I grew up amid the very tree-lined images of picture-perfect suburban Americana to which Hughes's most iconic films pay cinematic homage. I went to New Trier High School, just outside Chicago (said to be the real-world inspiration for the fictional Shermer High). Until I left for New York on a quest to change the world at 22, I lived in a nice, two-story house that had a basement “rec room” and a basketball hoop lovingly affixed to the roof of a 1.5 car garage. My parents rarely fought, never once threatened to ruin my social life if I didn't get good grades (maybe that's part of the reason I never did!), and are still happily married—so far as I can tell.

So why did it feel like such a hellhole?

Really, it wasn't. At least not entirely. But adolescence, wherever you grow up, is an alienating place. And John Hughes, decades into his adulthood, held fast to that understanding and projected it onto movie screens and right into our hearts. If there's one overarching theme to be taken from Hughes' films—or at least the best, and most memorable of them—it's the idea that, for all I'm-in-with-the-in-crowd galavanting and all the the I've-got-it-all-figured-out-at-16 bravado, none of us really fit in. And none of us had much at all figured out.

As a BMX bike-riding, Marx-reading, punk rock-listening juvenile delinquent, I never quite fit any of the archetypes The Breakfast Club helped etch into our collective consciousness. But maybe that was the whole point of throwing a jock, a bad-ass, a popular girl, a nerd and a misfit into a room together: you might never guess it, but growing up is rough for everybody, and everybody's got a different mask to hide behind to try to make it look like they never cry themselves to sleep. So whatever you're into, however you fashion your identity, and, as the enduring popularity of Hughes' repertoire has shown us, whichever era you look back on and call your heyday—youthful insecurities are universal.

It's in this light that I prefer to cherish the memories of Friday nights in my parents' basement, crowded around an L-shaped couch with a bunch of friends, blurting out a chorus of lines from Ferris Beuller's Day Off like we were stealing each word out of Matthew Brodrick's mouth.

You know, it's not like there's nothing to it when people say Hughes' character studies in affluent suburbia painted a one-sided, deliberately misleading picture of the experience of growing up. That his best films were made during the Reagan years, at a time when everything that had been learned by the “60s” generation was being buried in a million ways, does—and can't help but—have bearing on how history judges the work of an artist who featured white faces in a white-picket-fence world.

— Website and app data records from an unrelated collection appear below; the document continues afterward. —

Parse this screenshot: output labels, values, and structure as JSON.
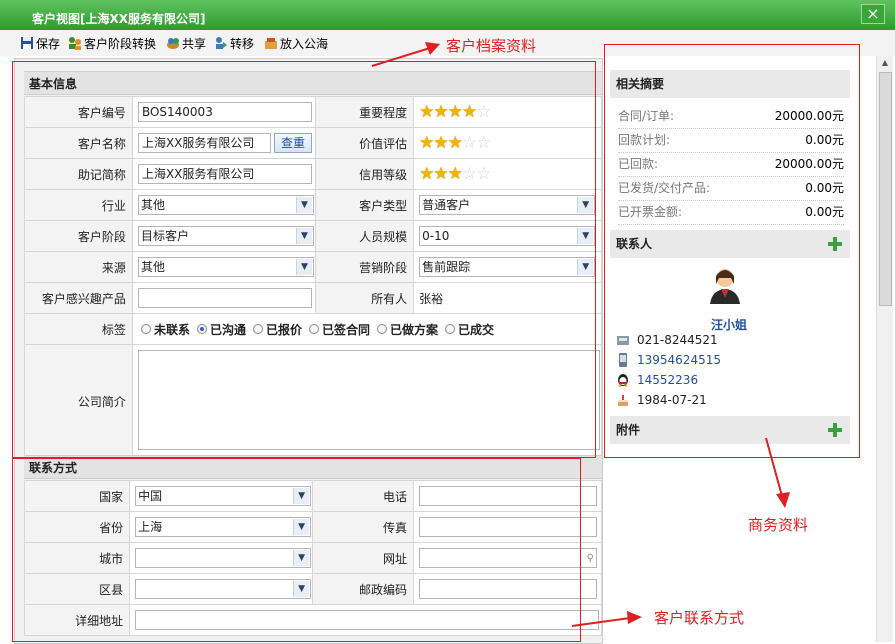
{
  "window": {
    "title": "客户视图[上海XX服务有限公司]"
  },
  "toolbar": {
    "save": "保存",
    "stage_switch": "客户阶段转换",
    "share": "共享",
    "transfer": "转移",
    "to_pool": "放入公海"
  },
  "basic": {
    "title": "基本信息",
    "labels": {
      "code": "客户编号",
      "importance": "重要程度",
      "name": "客户名称",
      "value_assess": "价值评估",
      "mnemonic": "助记简称",
      "credit": "信用等级",
      "industry": "行业",
      "type": "客户类型",
      "stage": "客户阶段",
      "scale": "人员规模",
      "source": "来源",
      "marketing": "营销阶段",
      "product": "客户感兴趣产品",
      "owner": "所有人",
      "tags": "标签",
      "intro": "公司简介"
    },
    "values": {
      "code": "BOS140003",
      "name": "上海XX服务有限公司",
      "check_button": "查重",
      "mnemonic": "上海XX服务有限公司",
      "industry": "其他",
      "type": "普通客户",
      "stage": "目标客户",
      "scale": "0-10",
      "source": "其他",
      "marketing": "售前跟踪",
      "product": "",
      "owner": "张裕"
    },
    "ratings": {
      "importance": 4,
      "value_assess": 3,
      "credit": 3,
      "max": 5
    },
    "tag_options": [
      "未联系",
      "已沟通",
      "已报价",
      "已签合同",
      "已做方案",
      "已成交"
    ],
    "tag_selected": "已沟通"
  },
  "contact": {
    "title": "联系方式",
    "labels": {
      "country": "国家",
      "phone": "电话",
      "province": "省份",
      "fax": "传真",
      "city": "城市",
      "website": "网址",
      "district": "区县",
      "postcode": "邮政编码",
      "address": "详细地址"
    },
    "values": {
      "country": "中国",
      "province": "上海",
      "city": "",
      "district": "",
      "phone": "",
      "fax": "",
      "website": "",
      "postcode": "",
      "address": ""
    }
  },
  "summary": {
    "title": "相关摘要",
    "rows": [
      {
        "label": "合同/订单:",
        "value": "20000.00元"
      },
      {
        "label": "回款计划:",
        "value": "0.00元"
      },
      {
        "label": "已回款:",
        "value": "20000.00元"
      },
      {
        "label": "已发货/交付产品:",
        "value": "0.00元"
      },
      {
        "label": "已开票金额:",
        "value": "0.00元"
      }
    ]
  },
  "contacts": {
    "title": "联系人",
    "person": {
      "name": "汪小姐",
      "phone": "021-8244521",
      "mobile": "13954624515",
      "qq": "14552236",
      "birthday": "1984-07-21"
    }
  },
  "attachments": {
    "title": "附件"
  },
  "annotations": {
    "profile": "客户档案资料",
    "business": "商务资料",
    "contact_info": "客户联系方式"
  },
  "colors": {
    "accent_green": "#2e9a2e",
    "star": "#f1b400",
    "annotation_red": "#e02020",
    "link_blue": "#2050a0"
  }
}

But we'd be a pack of narrow-minded philistines to deny that there is a richness and a universality to Hughes's treatment of subjects like budding sexuality and the need to assert an individual identity in a world that seems one-dimensional. The themes, if not the literal experiences, mark all of our lives. And the observant, gentle hand of a man who could immortalize those sometimes mundane, sometimes life-affirming, sometimes bitter moments that now seem hard-wired into our cultural DNA, deserves some fond remembrance. Who among us can't relate to some aspect of the bashful Claire Standish or the hopelessly belligerent John Bender? Who among us can say they've never shown the world a confident human being when inside they were a mess?

As this summer starts to fizzle out and attention turns to what lies in wait on my next tour of duty in the trenches of academia, I've spent a lot of time thinking about the fading memory of bygone days. And in that process, it's come just a little clearer into focus, that whatever identity I, or anyone else showed the world back in high school, really, none us of was anything more or less than a brain, an athlete, a basket case, a princess, and a criminal.


  1. Well written. I think John Hughes would like this.

  2. It's brave to admit to loneliness despite a seemingly good family life with a white picket fence (literal or figurative). You hit at the heart of the matter...growing up is, a a sense, it's own form of isolation. And we all do think that we're alone.

    You already know I really like this. I will link it on my blog at some point..